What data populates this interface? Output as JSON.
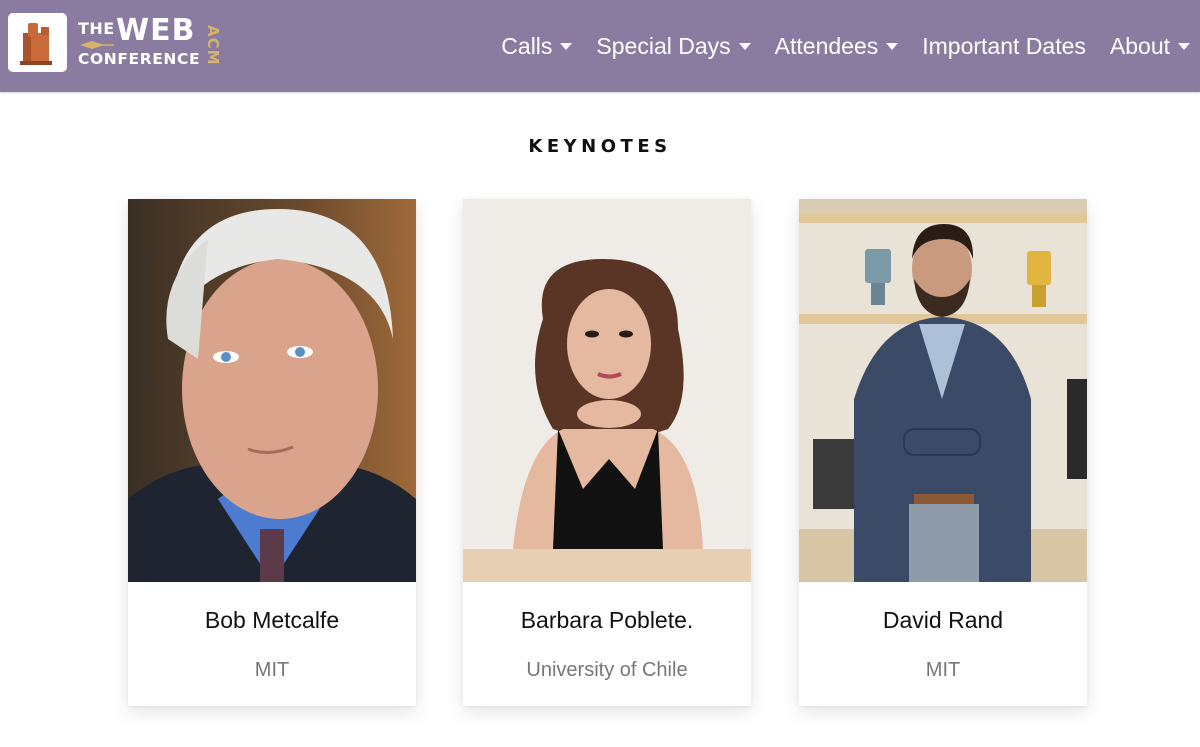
{
  "header": {
    "logo": {
      "line1": "THE",
      "line2": "WEB",
      "line3": "CONFERENCE",
      "badge": "ACM"
    },
    "nav": [
      {
        "label": "Calls",
        "dropdown": true
      },
      {
        "label": "Special Days",
        "dropdown": true
      },
      {
        "label": "Attendees",
        "dropdown": true
      },
      {
        "label": "Important Dates",
        "dropdown": false
      },
      {
        "label": "About",
        "dropdown": true
      }
    ]
  },
  "section": {
    "title": "KEYNOTES"
  },
  "keynotes": [
    {
      "name": "Bob Metcalfe",
      "affiliation": "MIT"
    },
    {
      "name": "Barbara Poblete.",
      "affiliation": "University of Chile"
    },
    {
      "name": "David Rand",
      "affiliation": "MIT"
    }
  ],
  "colors": {
    "navbar": "#8a7ba0",
    "nav_text": "#ffffff",
    "logo_gold": "#d6b56a",
    "logo_orange": "#c86a3a",
    "affiliation_text": "#777777"
  }
}
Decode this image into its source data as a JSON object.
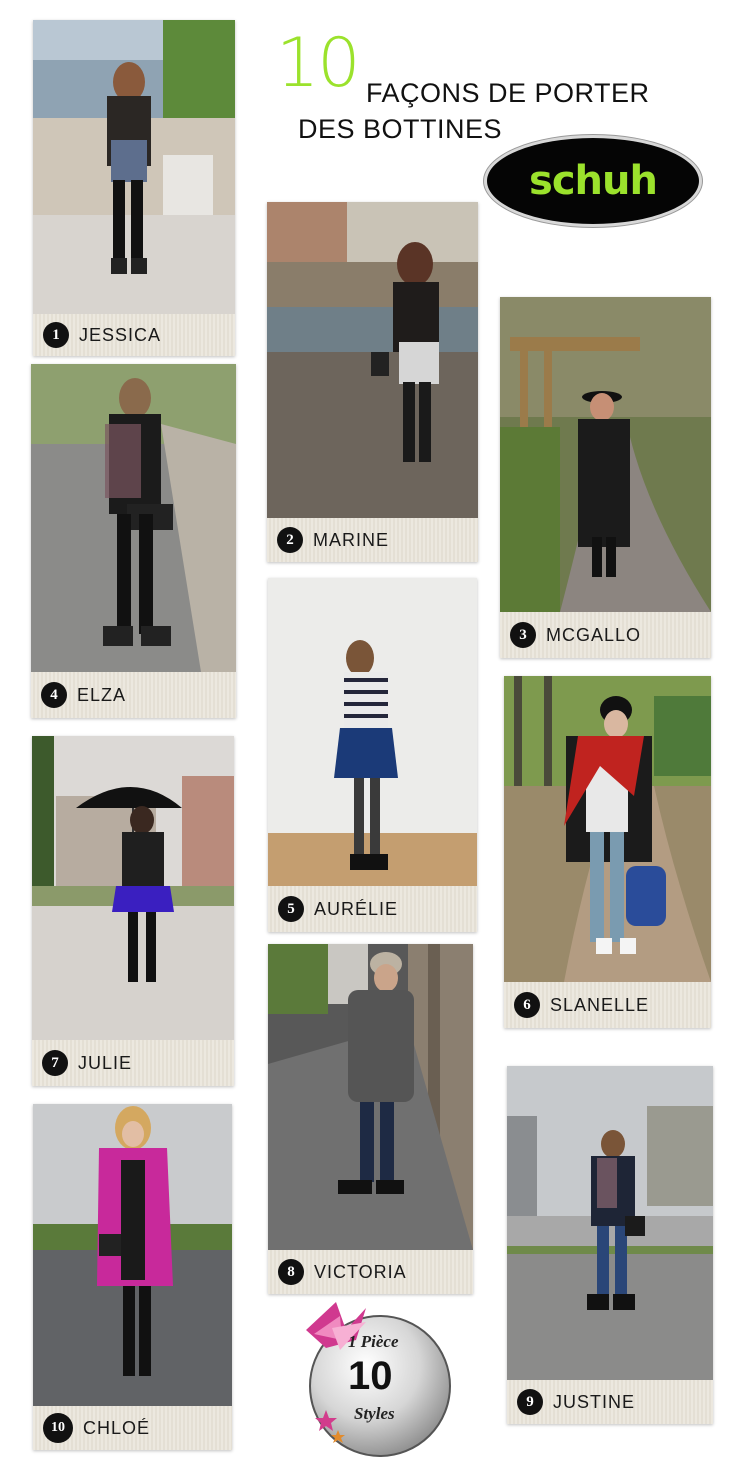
{
  "header": {
    "big_number": "10",
    "line1": "FAÇONS DE PORTER",
    "line2": "DES BOTTINES",
    "brand_logo_text": "schuh",
    "brand_color": "#9be22c"
  },
  "cards": [
    {
      "num": "1",
      "name": "JESSICA"
    },
    {
      "num": "2",
      "name": "MARINE"
    },
    {
      "num": "3",
      "name": "MCGALLO"
    },
    {
      "num": "4",
      "name": "ELZA"
    },
    {
      "num": "5",
      "name": "AURÉLIE"
    },
    {
      "num": "6",
      "name": "SLANELLE"
    },
    {
      "num": "7",
      "name": "JULIE"
    },
    {
      "num": "8",
      "name": "VICTORIA"
    },
    {
      "num": "9",
      "name": "JUSTINE"
    },
    {
      "num": "10",
      "name": "CHLOÉ"
    }
  ],
  "badge": {
    "line1": "1 Pièce",
    "line2": "10",
    "line3": "Styles"
  }
}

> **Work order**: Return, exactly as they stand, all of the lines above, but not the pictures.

> **Response**:
What data populates this interface? Output as JSON.
{
  "header": {
    "logo": {
      "line1": "THE",
      "line2": "WEB",
      "line3": "CONFERENCE",
      "badge": "ACM"
    },
    "nav": [
      {
        "label": "Calls",
        "dropdown": true
      },
      {
        "label": "Special Days",
        "dropdown": true
      },
      {
        "label": "Attendees",
        "dropdown": true
      },
      {
        "label": "Important Dates",
        "dropdown": false
      },
      {
        "label": "About",
        "dropdown": true
      }
    ]
  },
  "section": {
    "title": "KEYNOTES"
  },
  "keynotes": [
    {
      "name": "Bob Metcalfe",
      "affiliation": "MIT"
    },
    {
      "name": "Barbara Poblete.",
      "affiliation": "University of Chile"
    },
    {
      "name": "David Rand",
      "affiliation": "MIT"
    }
  ],
  "colors": {
    "navbar": "#8a7ba0",
    "nav_text": "#ffffff",
    "logo_gold": "#d6b56a",
    "logo_orange": "#c86a3a",
    "affiliation_text": "#777777"
  }
}
Decode this image into its source data as a JSON object.
{
  "header": {
    "big_number": "10",
    "line1": "FAÇONS DE PORTER",
    "line2": "DES BOTTINES",
    "brand_logo_text": "schuh",
    "brand_color": "#9be22c"
  },
  "cards": [
    {
      "num": "1",
      "name": "JESSICA"
    },
    {
      "num": "2",
      "name": "MARINE"
    },
    {
      "num": "3",
      "name": "MCGALLO"
    },
    {
      "num": "4",
      "name": "ELZA"
    },
    {
      "num": "5",
      "name": "AURÉLIE"
    },
    {
      "num": "6",
      "name": "SLANELLE"
    },
    {
      "num": "7",
      "name": "JULIE"
    },
    {
      "num": "8",
      "name": "VICTORIA"
    },
    {
      "num": "9",
      "name": "JUSTINE"
    },
    {
      "num": "10",
      "name": "CHLOÉ"
    }
  ],
  "badge": {
    "line1": "1 Pièce",
    "line2": "10",
    "line3": "Styles"
  }
}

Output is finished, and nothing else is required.